Goal of the exercise: The whole answer is the data below, retyped exactly.

Data records:
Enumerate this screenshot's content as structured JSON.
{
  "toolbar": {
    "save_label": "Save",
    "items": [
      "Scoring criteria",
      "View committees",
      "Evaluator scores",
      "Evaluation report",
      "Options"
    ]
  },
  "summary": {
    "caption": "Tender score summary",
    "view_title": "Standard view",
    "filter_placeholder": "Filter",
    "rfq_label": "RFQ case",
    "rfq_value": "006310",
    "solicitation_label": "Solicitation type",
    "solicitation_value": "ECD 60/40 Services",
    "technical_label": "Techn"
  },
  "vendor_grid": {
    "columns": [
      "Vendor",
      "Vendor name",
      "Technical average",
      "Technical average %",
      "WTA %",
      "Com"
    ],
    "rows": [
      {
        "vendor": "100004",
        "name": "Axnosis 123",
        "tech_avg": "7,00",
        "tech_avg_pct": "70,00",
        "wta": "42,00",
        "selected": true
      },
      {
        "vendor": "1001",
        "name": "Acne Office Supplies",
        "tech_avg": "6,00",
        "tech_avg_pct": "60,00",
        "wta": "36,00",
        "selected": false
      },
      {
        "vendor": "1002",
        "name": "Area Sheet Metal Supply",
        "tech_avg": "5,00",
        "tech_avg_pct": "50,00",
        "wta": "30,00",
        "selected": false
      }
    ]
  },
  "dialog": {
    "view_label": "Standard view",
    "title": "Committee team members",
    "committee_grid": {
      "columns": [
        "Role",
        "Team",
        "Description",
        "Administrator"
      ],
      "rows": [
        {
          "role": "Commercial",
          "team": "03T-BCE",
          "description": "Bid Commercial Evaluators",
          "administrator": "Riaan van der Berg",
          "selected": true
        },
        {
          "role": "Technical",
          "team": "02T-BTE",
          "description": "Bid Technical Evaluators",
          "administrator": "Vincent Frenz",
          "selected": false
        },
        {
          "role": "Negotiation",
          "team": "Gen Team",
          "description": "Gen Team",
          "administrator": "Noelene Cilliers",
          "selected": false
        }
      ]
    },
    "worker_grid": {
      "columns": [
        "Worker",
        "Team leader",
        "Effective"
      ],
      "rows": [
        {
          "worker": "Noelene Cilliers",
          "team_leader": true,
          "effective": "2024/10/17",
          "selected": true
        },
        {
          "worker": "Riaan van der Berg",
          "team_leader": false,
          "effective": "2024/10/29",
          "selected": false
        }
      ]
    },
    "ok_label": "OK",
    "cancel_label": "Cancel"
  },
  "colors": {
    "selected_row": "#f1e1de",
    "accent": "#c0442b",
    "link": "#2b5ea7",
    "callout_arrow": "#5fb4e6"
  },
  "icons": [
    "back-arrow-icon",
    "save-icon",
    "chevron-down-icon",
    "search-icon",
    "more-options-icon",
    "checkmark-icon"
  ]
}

Task result:
Enumerate this screenshot's content as structured JSON.
{
  "toolbar": {
    "save_label": "Save",
    "items": [
      "Scoring criteria",
      "View committees",
      "Evaluator scores",
      "Evaluation report",
      "Options"
    ]
  },
  "summary": {
    "caption": "Tender score summary",
    "view_title": "Standard view",
    "filter_placeholder": "Filter",
    "rfq_label": "RFQ case",
    "rfq_value": "006310",
    "solicitation_label": "Solicitation type",
    "solicitation_value": "ECD 60/40 Services",
    "technical_label": "Techn"
  },
  "vendor_grid": {
    "columns": [
      "Vendor",
      "Vendor name",
      "Technical average",
      "Technical average %",
      "WTA %",
      "Com"
    ],
    "rows": [
      {
        "vendor": "100004",
        "name": "Axnosis 123",
        "tech_avg": "7,00",
        "tech_avg_pct": "70,00",
        "wta": "42,00",
        "selected": true
      },
      {
        "vendor": "1001",
        "name": "Acne Office Supplies",
        "tech_avg": "6,00",
        "tech_avg_pct": "60,00",
        "wta": "36,00",
        "selected": false
      },
      {
        "vendor": "1002",
        "name": "Area Sheet Metal Supply",
        "tech_avg": "5,00",
        "tech_avg_pct": "50,00",
        "wta": "30,00",
        "selected": false
      }
    ]
  },
  "dialog": {
    "view_label": "Standard view",
    "title": "Committee team members",
    "committee_grid": {
      "columns": [
        "Role",
        "Team",
        "Description",
        "Administrator"
      ],
      "rows": [
        {
          "role": "Commercial",
          "team": "03T-BCE",
          "description": "Bid Commercial Evaluators",
          "administrator": "Riaan van der Berg",
          "selected": true
        },
        {
          "role": "Technical",
          "team": "02T-BTE",
          "description": "Bid Technical Evaluators",
          "administrator": "Vincent Frenz",
          "selected": false
        },
        {
          "role": "Negotiation",
          "team": "Gen Team",
          "description": "Gen Team",
          "administrator": "Noelene Cilliers",
          "selected": false
        }
      ]
    },
    "worker_grid": {
      "columns": [
        "Worker",
        "Team leader",
        "Effective"
      ],
      "rows": [
        {
          "worker": "Noelene Cilliers",
          "team_leader": true,
          "effective": "2024/10/17",
          "selected": true
        },
        {
          "worker": "Riaan van der Berg",
          "team_leader": false,
          "effective": "2024/10/29",
          "selected": false
        }
      ]
    },
    "ok_label": "OK",
    "cancel_label": "Cancel"
  },
  "colors": {
    "selected_row": "#f1e1de",
    "accent": "#c0442b",
    "link": "#2b5ea7",
    "callout_arrow": "#5fb4e6"
  },
  "icons": [
    "back-arrow-icon",
    "save-icon",
    "chevron-down-icon",
    "search-icon",
    "more-options-icon",
    "checkmark-icon"
  ]
}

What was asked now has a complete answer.